The Guardian has taken the view that it can make more money by serving ads to readers on its own site, where it can also promote its membership scheme.
Guardian News and Media has also pulled out of Apple News, a similar project where publishers repackaged content for users of Apple devices.
A Guardian News and Media spokeperson said: “We have run extensive trials on Facebook Instant Articles and Apple News to assess how they fit with our editorial and commercial objectives.
“Having evaluated these trials, we have decided to stop publishing in those formats on both platforms.
“Our primary objective is to bring audiences to the trusted environment of the Guardian to support building deeper relationships with our readers, and growing membership and contributions to fund our world-class journalism.”

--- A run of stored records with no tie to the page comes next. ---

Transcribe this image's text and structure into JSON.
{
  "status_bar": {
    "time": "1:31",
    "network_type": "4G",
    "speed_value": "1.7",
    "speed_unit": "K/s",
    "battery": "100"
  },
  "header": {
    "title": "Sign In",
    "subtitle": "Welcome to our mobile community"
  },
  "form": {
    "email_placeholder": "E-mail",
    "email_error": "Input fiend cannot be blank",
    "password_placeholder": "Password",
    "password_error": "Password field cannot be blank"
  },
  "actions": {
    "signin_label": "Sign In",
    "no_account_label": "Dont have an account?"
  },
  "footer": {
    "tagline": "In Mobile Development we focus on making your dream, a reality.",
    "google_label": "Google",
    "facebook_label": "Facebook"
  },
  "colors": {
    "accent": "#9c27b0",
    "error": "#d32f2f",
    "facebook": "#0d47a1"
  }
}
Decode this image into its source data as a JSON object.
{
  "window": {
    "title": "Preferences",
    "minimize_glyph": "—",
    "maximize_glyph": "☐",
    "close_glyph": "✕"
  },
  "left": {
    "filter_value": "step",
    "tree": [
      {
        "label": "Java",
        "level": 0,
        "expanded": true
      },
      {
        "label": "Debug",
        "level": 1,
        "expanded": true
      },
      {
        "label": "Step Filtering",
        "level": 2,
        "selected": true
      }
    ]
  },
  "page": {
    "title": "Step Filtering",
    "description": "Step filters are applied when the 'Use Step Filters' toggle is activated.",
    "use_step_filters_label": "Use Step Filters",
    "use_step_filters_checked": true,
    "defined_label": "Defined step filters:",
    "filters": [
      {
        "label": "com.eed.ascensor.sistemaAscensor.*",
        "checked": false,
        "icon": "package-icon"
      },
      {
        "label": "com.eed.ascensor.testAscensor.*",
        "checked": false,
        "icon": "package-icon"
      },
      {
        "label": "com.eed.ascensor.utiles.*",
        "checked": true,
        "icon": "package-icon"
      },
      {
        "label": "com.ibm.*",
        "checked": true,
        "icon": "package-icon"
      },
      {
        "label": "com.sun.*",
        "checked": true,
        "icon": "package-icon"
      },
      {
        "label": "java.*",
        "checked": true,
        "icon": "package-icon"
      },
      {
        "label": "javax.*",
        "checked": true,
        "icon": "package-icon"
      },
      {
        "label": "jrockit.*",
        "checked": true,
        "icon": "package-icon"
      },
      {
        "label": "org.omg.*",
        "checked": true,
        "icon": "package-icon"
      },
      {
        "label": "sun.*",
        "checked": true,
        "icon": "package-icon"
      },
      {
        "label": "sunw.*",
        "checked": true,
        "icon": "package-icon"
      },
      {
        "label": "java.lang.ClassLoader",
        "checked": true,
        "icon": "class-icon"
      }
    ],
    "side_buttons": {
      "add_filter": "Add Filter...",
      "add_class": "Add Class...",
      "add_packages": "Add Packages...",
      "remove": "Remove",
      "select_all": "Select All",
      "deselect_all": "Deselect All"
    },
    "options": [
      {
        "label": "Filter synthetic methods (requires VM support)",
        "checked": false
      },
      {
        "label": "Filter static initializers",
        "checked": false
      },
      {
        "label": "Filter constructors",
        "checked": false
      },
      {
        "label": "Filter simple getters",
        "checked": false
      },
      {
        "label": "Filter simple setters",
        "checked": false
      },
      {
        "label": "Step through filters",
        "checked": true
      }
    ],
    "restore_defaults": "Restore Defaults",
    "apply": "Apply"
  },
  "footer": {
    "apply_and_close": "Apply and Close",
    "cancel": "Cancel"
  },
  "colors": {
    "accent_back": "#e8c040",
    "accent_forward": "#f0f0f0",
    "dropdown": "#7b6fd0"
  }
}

Most UK news publishers have embraced Facebook in recent years as a way of increasing their readership.
But that latest figures suggest that while online advertising is booming, nearly all the growth is going to Google and Facebook.
According to figures produced by the Online Advertising Bureau, digital advertising spend in the UK grew 17.3 per cent to £10.3bn in 2016.
Press Gazette’s analysis suggests traffic to local newspaper websites grew 40 per cent last year, but digital advertising revenue fell 3.4 per cent to £193m.
Press Gazette’s Duopoly campaign seeks to achieve a fairer share of online advertising revenue for news publishers.